The Centers for Disease Control and Prevention confirmed on Friday that the additive vitamin E acetate is the likely cause of the nation’s rash of lung injuries caused by vaping. Dr. Anne Schuchat, the principal deputy director of the CDC, told reporters that the additive, which received early attention as a potential cause of e-cigarette or vaping product use–associated lung injury (EVALI), was found in the lung tissue of patients by investigators.
“For the first time, we have detected a potential toxin of concern: vitamin E acetate,” Schuchat said. The CDC referred to the discovery as a “breakthrough.”
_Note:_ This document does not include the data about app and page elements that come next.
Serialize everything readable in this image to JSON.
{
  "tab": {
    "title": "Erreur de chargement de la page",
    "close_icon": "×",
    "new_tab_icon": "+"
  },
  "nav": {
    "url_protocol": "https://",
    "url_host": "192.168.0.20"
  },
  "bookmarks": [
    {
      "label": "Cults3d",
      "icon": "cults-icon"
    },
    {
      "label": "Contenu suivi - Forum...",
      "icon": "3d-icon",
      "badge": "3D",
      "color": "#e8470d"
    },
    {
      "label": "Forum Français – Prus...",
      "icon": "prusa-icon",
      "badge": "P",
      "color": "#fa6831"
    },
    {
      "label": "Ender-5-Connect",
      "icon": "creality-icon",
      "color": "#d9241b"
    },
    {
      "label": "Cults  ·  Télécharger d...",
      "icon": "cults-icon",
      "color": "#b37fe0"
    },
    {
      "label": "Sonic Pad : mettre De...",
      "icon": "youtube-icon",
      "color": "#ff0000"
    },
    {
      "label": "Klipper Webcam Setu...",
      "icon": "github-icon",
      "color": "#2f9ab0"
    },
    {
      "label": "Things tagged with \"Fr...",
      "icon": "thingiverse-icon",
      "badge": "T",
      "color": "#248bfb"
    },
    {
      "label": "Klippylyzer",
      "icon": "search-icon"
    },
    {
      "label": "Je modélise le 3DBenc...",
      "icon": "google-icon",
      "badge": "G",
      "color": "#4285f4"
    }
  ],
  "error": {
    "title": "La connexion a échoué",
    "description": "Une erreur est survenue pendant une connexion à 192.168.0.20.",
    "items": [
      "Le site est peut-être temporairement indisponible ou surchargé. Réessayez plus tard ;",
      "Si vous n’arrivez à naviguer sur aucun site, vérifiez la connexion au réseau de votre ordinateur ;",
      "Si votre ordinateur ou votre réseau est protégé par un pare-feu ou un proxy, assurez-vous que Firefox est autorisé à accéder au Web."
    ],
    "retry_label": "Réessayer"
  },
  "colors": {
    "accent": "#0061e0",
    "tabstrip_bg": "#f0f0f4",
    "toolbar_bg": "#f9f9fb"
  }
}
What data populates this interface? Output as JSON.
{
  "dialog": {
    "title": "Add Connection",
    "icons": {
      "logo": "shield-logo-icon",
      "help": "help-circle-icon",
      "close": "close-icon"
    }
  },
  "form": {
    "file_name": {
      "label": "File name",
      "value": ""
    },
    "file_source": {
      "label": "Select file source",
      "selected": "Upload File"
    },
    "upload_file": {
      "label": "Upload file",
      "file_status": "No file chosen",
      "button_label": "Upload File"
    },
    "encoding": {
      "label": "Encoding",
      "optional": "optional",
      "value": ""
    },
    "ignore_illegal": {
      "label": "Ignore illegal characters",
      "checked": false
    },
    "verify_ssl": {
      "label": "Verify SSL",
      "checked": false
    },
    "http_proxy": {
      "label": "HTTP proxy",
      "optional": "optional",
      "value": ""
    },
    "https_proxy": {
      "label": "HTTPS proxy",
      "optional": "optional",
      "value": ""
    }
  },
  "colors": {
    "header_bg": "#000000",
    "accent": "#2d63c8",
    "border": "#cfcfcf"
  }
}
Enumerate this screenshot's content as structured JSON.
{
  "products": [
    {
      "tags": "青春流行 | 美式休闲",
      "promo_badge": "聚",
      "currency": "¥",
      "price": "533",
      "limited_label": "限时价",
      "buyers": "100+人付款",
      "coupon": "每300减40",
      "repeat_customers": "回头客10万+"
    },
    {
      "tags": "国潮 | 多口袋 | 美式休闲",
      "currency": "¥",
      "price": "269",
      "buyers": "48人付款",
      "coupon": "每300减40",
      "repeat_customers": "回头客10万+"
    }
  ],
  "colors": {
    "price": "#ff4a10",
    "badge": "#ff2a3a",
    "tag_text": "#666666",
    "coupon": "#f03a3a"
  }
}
The investigators had tested fluid samples in a study of 29 EVALI patients from 10 states and had found vitamin E acetate in all 29 cases. No other oils, including plant oils or mineral oil, were found in the samples.
“These findings provide direct evidence of vitamin E acetate at the primary site of injury within the lung,” Schuchat added.
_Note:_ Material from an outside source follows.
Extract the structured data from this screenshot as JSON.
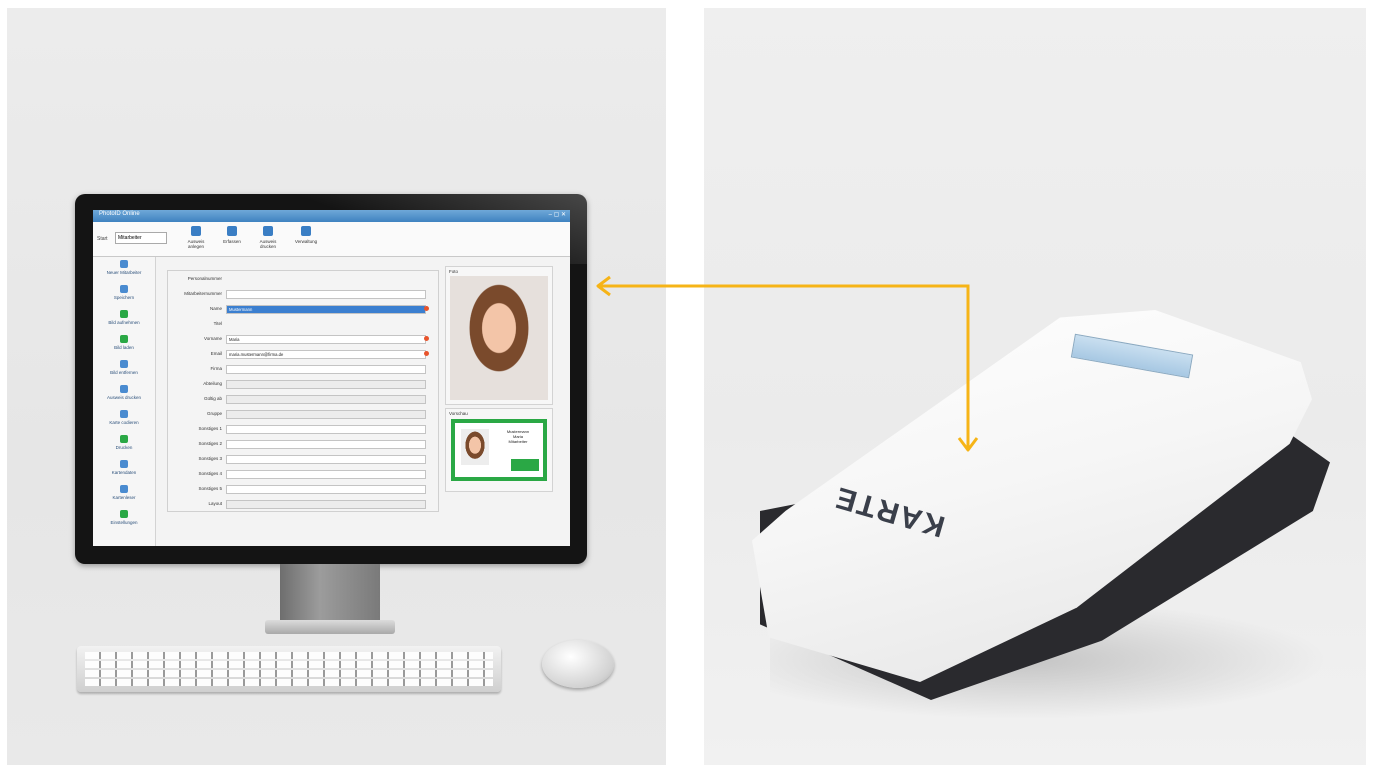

Vitamin E acetate is a synthetic form of the nutrient that is commonly used in nutritional supplements, foods, and personal care products. When taken orally or applied topically, it is generally considered safe. When inhaled, however, vitamin E acetate can coat the